[WHAT YOU HAVE TO DO] Locate the word "Project" in the data below, then copy every line that holds it.

━━ PROVIDED RECORDS ━━

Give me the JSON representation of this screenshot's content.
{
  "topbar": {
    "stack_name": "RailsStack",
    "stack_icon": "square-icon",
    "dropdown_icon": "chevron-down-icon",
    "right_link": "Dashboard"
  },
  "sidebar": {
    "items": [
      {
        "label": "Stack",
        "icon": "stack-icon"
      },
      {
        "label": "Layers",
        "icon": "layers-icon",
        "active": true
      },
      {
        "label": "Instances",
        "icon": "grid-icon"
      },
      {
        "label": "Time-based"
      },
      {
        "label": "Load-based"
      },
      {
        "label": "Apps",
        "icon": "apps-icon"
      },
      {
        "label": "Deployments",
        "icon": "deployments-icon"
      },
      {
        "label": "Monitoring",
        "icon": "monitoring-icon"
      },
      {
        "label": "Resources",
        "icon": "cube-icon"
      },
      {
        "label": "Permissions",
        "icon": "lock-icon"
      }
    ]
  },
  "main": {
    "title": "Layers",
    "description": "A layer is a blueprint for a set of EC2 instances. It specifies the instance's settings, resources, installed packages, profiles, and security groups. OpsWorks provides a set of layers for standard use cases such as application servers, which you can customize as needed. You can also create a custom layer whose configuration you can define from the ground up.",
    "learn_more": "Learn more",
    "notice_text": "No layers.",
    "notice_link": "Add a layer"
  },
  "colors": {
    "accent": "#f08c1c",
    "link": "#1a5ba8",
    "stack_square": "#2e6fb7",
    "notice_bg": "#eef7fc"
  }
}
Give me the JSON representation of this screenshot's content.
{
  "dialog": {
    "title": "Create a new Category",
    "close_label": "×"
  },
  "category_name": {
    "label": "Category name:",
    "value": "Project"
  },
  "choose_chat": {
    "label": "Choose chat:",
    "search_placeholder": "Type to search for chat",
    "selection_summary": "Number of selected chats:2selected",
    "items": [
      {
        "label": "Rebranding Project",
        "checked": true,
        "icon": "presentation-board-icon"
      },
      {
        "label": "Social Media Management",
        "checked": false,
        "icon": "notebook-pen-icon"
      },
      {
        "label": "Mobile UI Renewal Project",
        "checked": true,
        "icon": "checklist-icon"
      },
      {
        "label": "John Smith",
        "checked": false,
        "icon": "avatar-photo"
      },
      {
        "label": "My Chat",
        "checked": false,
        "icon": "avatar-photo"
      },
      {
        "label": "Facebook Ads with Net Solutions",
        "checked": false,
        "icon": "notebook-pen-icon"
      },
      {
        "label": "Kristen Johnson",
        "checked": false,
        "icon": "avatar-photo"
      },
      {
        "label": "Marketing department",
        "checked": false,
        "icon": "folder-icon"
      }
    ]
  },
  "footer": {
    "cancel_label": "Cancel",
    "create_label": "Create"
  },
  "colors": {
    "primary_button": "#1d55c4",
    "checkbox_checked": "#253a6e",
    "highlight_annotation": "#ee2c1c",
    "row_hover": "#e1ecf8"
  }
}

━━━

[RESPONSE TO THIS EXERCISE]
    "value": "Project"
        "label": "Rebranding Project",
        "label": "Mobile UI Renewal Project",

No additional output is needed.